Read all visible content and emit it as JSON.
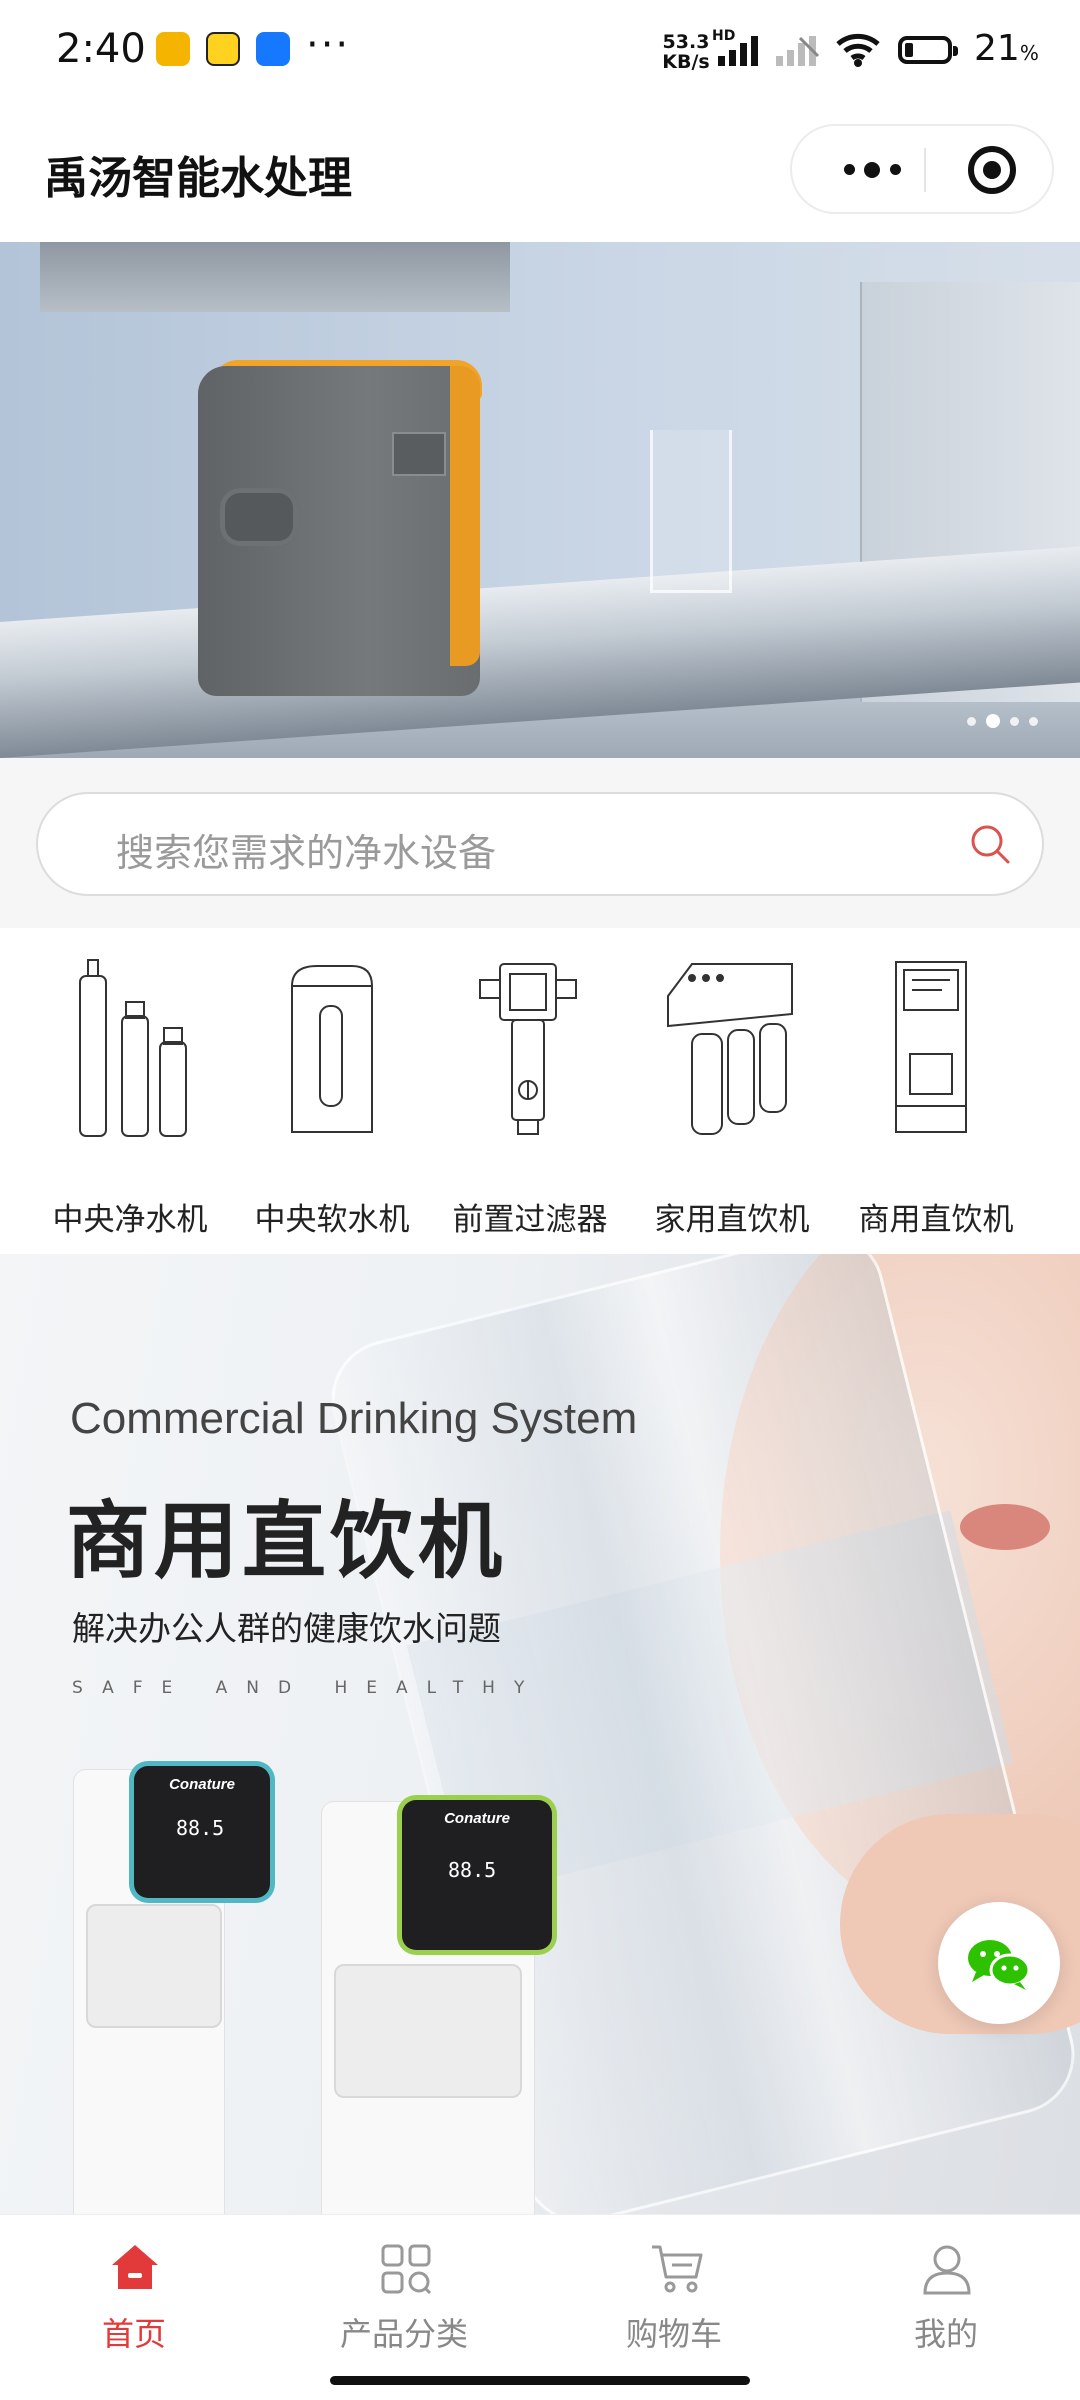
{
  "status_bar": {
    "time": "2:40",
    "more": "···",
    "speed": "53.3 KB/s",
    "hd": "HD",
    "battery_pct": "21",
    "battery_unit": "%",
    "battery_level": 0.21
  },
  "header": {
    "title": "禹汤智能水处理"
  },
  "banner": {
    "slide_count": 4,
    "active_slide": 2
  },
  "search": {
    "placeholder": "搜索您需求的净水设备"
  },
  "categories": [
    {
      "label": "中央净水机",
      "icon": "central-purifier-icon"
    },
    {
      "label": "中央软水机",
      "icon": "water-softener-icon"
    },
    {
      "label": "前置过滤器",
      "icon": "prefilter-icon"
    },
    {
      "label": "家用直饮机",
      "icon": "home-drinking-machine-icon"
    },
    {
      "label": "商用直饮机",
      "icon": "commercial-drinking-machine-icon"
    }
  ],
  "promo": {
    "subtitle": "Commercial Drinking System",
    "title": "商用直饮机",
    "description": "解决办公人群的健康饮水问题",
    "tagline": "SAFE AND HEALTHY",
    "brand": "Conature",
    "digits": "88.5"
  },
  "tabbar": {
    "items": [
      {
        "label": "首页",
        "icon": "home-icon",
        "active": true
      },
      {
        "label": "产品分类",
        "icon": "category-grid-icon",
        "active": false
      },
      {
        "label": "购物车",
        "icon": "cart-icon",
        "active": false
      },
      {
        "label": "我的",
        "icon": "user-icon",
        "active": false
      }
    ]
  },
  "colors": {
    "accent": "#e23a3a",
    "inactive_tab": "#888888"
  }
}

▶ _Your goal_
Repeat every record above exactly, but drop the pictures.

▶ _Reply_
Read all visible content and emit it as JSON.
{
  "status_bar": {
    "time": "2:40",
    "more": "···",
    "speed": "53.3 KB/s",
    "hd": "HD",
    "battery_pct": "21",
    "battery_unit": "%",
    "battery_level": 0.21
  },
  "header": {
    "title": "禹汤智能水处理"
  },
  "banner": {
    "slide_count": 4,
    "active_slide": 2
  },
  "search": {
    "placeholder": "搜索您需求的净水设备"
  },
  "categories": [
    {
      "label": "中央净水机",
      "icon": "central-purifier-icon"
    },
    {
      "label": "中央软水机",
      "icon": "water-softener-icon"
    },
    {
      "label": "前置过滤器",
      "icon": "prefilter-icon"
    },
    {
      "label": "家用直饮机",
      "icon": "home-drinking-machine-icon"
    },
    {
      "label": "商用直饮机",
      "icon": "commercial-drinking-machine-icon"
    }
  ],
  "promo": {
    "subtitle": "Commercial Drinking System",
    "title": "商用直饮机",
    "description": "解决办公人群的健康饮水问题",
    "tagline": "SAFE AND HEALTHY",
    "brand": "Conature",
    "digits": "88.5"
  },
  "tabbar": {
    "items": [
      {
        "label": "首页",
        "icon": "home-icon",
        "active": true
      },
      {
        "label": "产品分类",
        "icon": "category-grid-icon",
        "active": false
      },
      {
        "label": "购物车",
        "icon": "cart-icon",
        "active": false
      },
      {
        "label": "我的",
        "icon": "user-icon",
        "active": false
      }
    ]
  },
  "colors": {
    "accent": "#e23a3a",
    "inactive_tab": "#888888"
  }
}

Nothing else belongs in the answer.